ARARE – The Zimbabwe Electoral Commission (ZEC) has come under fire after it postponed, without explanation, a voter registration blitz that had been slated to start on December 6.

A leaked ZEC internal memorandum said the biometric voter registration exercise “was scheduled to a later date to be advised in due course.”

No reasons were provided.

Now political parties and election watchers are accusing ZEC, whose independence has been questioned, of voter suppression.

Election Resource Centre (ERC) programmes manager Solomon Bobosibunu said they had noted the postponement with “dismay.”

The voter registration outreach would have “addressed under-registration and afforded new voters who have turned 18 a chance to register” as Zimbabwe counts down to elections in 2023, Bobosibunu said.

He added: “Voter registration is arguably one of the most important pre-election activities, as voter registration ensures equitable participation in elections, enhances voter turnout, and impacts on the delimitation of constituency boundaries.

“The importance of voter registration ahead of the delimitation process cannot be overstated as a true representative democracy will only be achieved through equitable representation. The voter registration blitz was important, particularly for engaging first-time voters and under-registered areas ahead of delimitation.”

Voter registration remains open at ZEC offices countrywide, but they are largely inaccessible for many due to transport costs. The ZEC outreach was expected to see teams fan out across the country at polling station level to register new voters.

The main opposition MDC Alliance said: “vOETER  to register voters.

“No reasons have been given for the failure to conduct the voter registration blitz. Voter suppression must fall.”

ZEC is set to conduct a delimitation exercise next year, which could see constituency boundaries redrawn.

The electoral body recently announced that three of Bulawayo’s 12 constituencies, an MDC Alliance stronghold, could be lost during delimitation due to low numbers of registered voters.

A consortium of 25 civil society organisations in Matabeleland last week launched the “EkhayaVote2023 to register new voters and prevent the loss of constituencies.

ZEC has faced persistent allegations of bias towards the ruling Zanu PF party, amid claims that retired soldiers in its secretariat are at the forefront of manipulating processes to tilt the scales in Zanu PF’s favour.

In March last year ZEC suspended by-elections citing the Covid-19 global pandemic. Vice president Constantino Chiwenga, who doubles as health minister, subsequently amended the public health regulations to indefinitely suspend by-elections.
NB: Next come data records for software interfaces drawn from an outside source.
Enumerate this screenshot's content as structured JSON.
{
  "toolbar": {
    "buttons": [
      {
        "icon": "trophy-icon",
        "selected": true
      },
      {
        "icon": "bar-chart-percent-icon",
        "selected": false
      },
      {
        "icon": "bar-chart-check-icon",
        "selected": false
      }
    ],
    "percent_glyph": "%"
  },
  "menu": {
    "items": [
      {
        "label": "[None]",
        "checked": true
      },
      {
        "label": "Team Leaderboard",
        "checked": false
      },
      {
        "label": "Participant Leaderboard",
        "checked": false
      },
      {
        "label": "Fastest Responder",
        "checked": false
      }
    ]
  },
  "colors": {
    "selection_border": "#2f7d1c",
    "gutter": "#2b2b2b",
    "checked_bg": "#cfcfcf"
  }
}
Critics however argue that the pandemic had been weaponised by the Zanu PF government to frustrate democratic processes, pointing to successful elections held in regional countries including Zambia and South Africa in the last few months.

“With murmurs of a fourth Covid-19 wave after the festive period, the postponement of the December voter registration blitz is a missed opportunity for ZEC,” said Bobosibunu.